California Joins States Screening Teachers With Skills Test
California State Superintendent of Public Instruction William Honig has announced that prospective teachers taking the state's new basic-skills test will need scores of 70 percent in reading, 65 percent in mathematics, and 67 percent in writing to qualify for state certification.
After Feb. 1, the state's Commission for Teacher Preparation and Licensing will not issue new teaching credentials to people who have not pased the test, including current teachers who want to switch from one subject area to another.
The move adds California--the state employing the largest number of public-school teachers in the country--to the growing list of states that have begun to employ basic-skills tests as a way to screen candidates for the teaching profession.
One result of such examinations administered thus far, according to education officials in several states, has been to limit the number of minority candidates qualifying for certification. (See Education Week, Jan. 12, 1983.)
In California, the new programwas applied for the first time in December, when a group of 6,900 candidates took the test. Using Mr. Honig's scores, 71 percent of the minority candidates (excluding Asians) failed the test, according to the state education department.
The failure rate was 38 percent for the total test-taking population, the officials said. They did not yet have aggregate scores for white candidates as a group.
Mr. Honig said he was "deeply troubled" that so many candidates, especially members of minority groups, failed the test.
He pointed out that there is no limit to the number of times a candidate may take the test, and said he would ask the California Commission on Teacher Preparation to allow candidates who failed to retake the portion they originally failed, instead of having to retake the entire test.
Mr. Honig said of his standards: "I realize that this means some candidates won't receive a California teaching credential, but our children have to come first."
In California, as in other states where minority students have fared worse than others on such tests, their poorer performance has brought charges that the test is perhaps biased against them.
Ronald T. Vera, a lawyer for the Mexican-American Legal Defense and Education Fund, said his group questions whether the state can justify the use of a test that has such an "adverse impact" on minorities.

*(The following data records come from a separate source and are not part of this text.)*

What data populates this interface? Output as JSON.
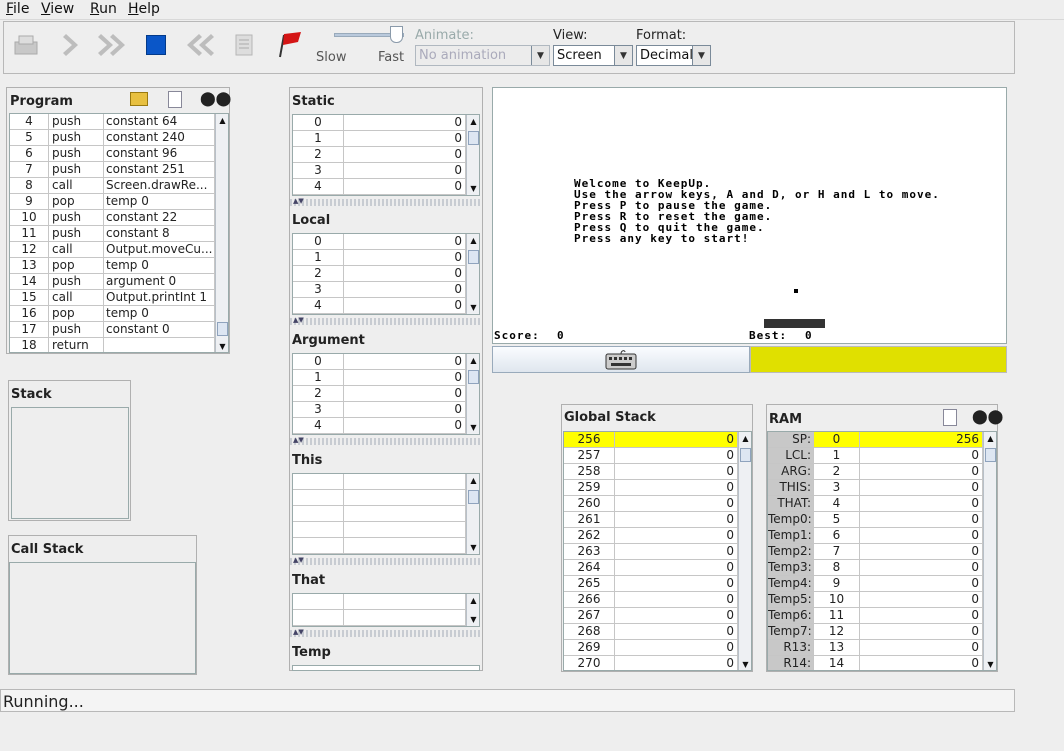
{
  "menubar": {
    "items": [
      "File",
      "View",
      "Run",
      "Help"
    ]
  },
  "toolbar": {
    "slider": {
      "slow_label": "Slow",
      "fast_label": "Fast",
      "speed_fraction": 0.85
    },
    "animate": {
      "label": "Animate:",
      "value": "No animation"
    },
    "view": {
      "label": "View:",
      "value": "Screen"
    },
    "format": {
      "label": "Format:",
      "value": "Decimal"
    }
  },
  "program": {
    "title": "Program",
    "rows": [
      [
        "4",
        "push",
        "constant 64"
      ],
      [
        "5",
        "push",
        "constant 240"
      ],
      [
        "6",
        "push",
        "constant 96"
      ],
      [
        "7",
        "push",
        "constant 251"
      ],
      [
        "8",
        "call",
        "Screen.drawRe..."
      ],
      [
        "9",
        "pop",
        "temp 0"
      ],
      [
        "10",
        "push",
        "constant 22"
      ],
      [
        "11",
        "push",
        "constant 8"
      ],
      [
        "12",
        "call",
        "Output.moveCu..."
      ],
      [
        "13",
        "pop",
        "temp 0"
      ],
      [
        "14",
        "push",
        "argument 0"
      ],
      [
        "15",
        "call",
        "Output.printInt 1"
      ],
      [
        "16",
        "pop",
        "temp 0"
      ],
      [
        "17",
        "push",
        "constant 0"
      ],
      [
        "18",
        "return",
        ""
      ]
    ]
  },
  "stack": {
    "title": "Stack"
  },
  "callstack": {
    "title": "Call Stack"
  },
  "segments": {
    "static": {
      "title": "Static",
      "rows": [
        [
          "0",
          "0"
        ],
        [
          "1",
          "0"
        ],
        [
          "2",
          "0"
        ],
        [
          "3",
          "0"
        ],
        [
          "4",
          "0"
        ]
      ]
    },
    "local": {
      "title": "Local",
      "rows": [
        [
          "0",
          "0"
        ],
        [
          "1",
          "0"
        ],
        [
          "2",
          "0"
        ],
        [
          "3",
          "0"
        ],
        [
          "4",
          "0"
        ]
      ]
    },
    "argument": {
      "title": "Argument",
      "rows": [
        [
          "0",
          "0"
        ],
        [
          "1",
          "0"
        ],
        [
          "2",
          "0"
        ],
        [
          "3",
          "0"
        ],
        [
          "4",
          "0"
        ]
      ]
    },
    "this": {
      "title": "This"
    },
    "that": {
      "title": "That"
    },
    "temp": {
      "title": "Temp"
    }
  },
  "screen": {
    "lines": [
      "Welcome to KeepUp.",
      "Use the arrow keys, A and D, or H and L to move.",
      "Press P to pause the game.",
      "Press R to reset the game.",
      "Press Q to quit the game.",
      "Press any key to start!"
    ],
    "score_label": "Score:",
    "score_value": "0",
    "best_label": "Best:",
    "best_value": "0"
  },
  "keyboard": {
    "icon": "keyboard-icon",
    "highlight_color": "#e0e000"
  },
  "global_stack": {
    "title": "Global Stack",
    "rows": [
      [
        "256",
        "0"
      ],
      [
        "257",
        "0"
      ],
      [
        "258",
        "0"
      ],
      [
        "259",
        "0"
      ],
      [
        "260",
        "0"
      ],
      [
        "261",
        "0"
      ],
      [
        "262",
        "0"
      ],
      [
        "263",
        "0"
      ],
      [
        "264",
        "0"
      ],
      [
        "265",
        "0"
      ],
      [
        "266",
        "0"
      ],
      [
        "267",
        "0"
      ],
      [
        "268",
        "0"
      ],
      [
        "269",
        "0"
      ],
      [
        "270",
        "0"
      ]
    ]
  },
  "ram": {
    "title": "RAM",
    "rows": [
      [
        "SP:",
        "0",
        "256"
      ],
      [
        "LCL:",
        "1",
        "0"
      ],
      [
        "ARG:",
        "2",
        "0"
      ],
      [
        "THIS:",
        "3",
        "0"
      ],
      [
        "THAT:",
        "4",
        "0"
      ],
      [
        "Temp0:",
        "5",
        "0"
      ],
      [
        "Temp1:",
        "6",
        "0"
      ],
      [
        "Temp2:",
        "7",
        "0"
      ],
      [
        "Temp3:",
        "8",
        "0"
      ],
      [
        "Temp4:",
        "9",
        "0"
      ],
      [
        "Temp5:",
        "10",
        "0"
      ],
      [
        "Temp6:",
        "11",
        "0"
      ],
      [
        "Temp7:",
        "12",
        "0"
      ],
      [
        "R13:",
        "13",
        "0"
      ],
      [
        "R14:",
        "14",
        "0"
      ]
    ]
  },
  "status": {
    "text": "Running..."
  },
  "colors": {
    "highlight": "#ffff00",
    "accent_red": "#cc1111",
    "stop_blue": "#0a56c8"
  }
}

"We also want to know whether this test will actually predict who will be a better teacher," he said.
His group is currently investigating the legal aspects of such employment-qualification testing.
An independent panel reviewed test items to try to screen questions for social, sexual, or ethnic bias, according to the state education department.

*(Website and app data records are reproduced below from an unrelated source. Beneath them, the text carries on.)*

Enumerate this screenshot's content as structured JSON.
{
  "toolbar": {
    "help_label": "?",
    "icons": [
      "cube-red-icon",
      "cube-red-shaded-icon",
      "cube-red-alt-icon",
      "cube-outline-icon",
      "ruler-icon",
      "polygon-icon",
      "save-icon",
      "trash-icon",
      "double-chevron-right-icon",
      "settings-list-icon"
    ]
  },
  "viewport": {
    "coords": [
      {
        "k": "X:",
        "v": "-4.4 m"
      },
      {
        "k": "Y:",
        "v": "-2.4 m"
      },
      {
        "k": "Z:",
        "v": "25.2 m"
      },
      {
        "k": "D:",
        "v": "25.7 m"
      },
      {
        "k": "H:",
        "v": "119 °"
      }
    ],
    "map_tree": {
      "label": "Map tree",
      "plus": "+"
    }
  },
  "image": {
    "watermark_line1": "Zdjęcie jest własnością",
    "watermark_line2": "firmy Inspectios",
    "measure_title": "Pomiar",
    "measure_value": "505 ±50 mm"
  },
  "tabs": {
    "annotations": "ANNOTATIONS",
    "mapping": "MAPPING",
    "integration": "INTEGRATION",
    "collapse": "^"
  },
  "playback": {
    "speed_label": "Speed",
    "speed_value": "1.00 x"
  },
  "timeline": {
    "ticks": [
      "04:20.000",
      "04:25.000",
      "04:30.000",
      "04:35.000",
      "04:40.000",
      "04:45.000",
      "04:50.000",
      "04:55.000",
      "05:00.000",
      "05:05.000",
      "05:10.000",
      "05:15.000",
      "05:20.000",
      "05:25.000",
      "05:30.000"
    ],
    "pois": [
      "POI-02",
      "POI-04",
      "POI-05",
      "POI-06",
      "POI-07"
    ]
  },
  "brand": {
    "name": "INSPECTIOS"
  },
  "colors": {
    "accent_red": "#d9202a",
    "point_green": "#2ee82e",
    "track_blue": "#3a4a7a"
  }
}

Scores 'Quite Low'
John A. Nelson, dean of the school of education of California State University at Long Beach, said of the high failure rate: "The cutoff scores were quite low, and I think they should be raised more."
Mr. Nelson believes the advisory committee that helped produce the test did all it could to avoid "cultural bias" in the questions.
He said he believes that part of the blame lies with education institutions that "push through" students without providing them with basic skills.
"My position," he added, "is that if we raise standards, students will work up to them. We're not doing minority groups any favor by implying that they are basically inferior; that is derogatory to them."
He said he nonetheless favors using the test as a screening device and "diagnostic tool" for students who wish to enter teacher-training programs. Mr. Honig also says he favors this policy.
The examination, the California Basic Educational Skills Test (cbest), was required by 1981 and 1982 state legislation.
It was produced by the Educational Testing Service with the assistance of an independent advisory board made up of teachers, administrators, and others representing higher education, parents, and other interested constituencies.
The advisory board that produced the test recommended scores of 63 percent in reading and 58 percent in mathematics, according to David W. Gordon, assistant chief in the office of program evaluation and research. Mr. Gordon coordinated the development of the test.
The cost of developing the test was approximately $300,000, said Mr. Gordon. That expense, and expenses incurred in giving the test, will be covered by the $30 fee students must pay to take it, he added.
Vol. 02, Issue 18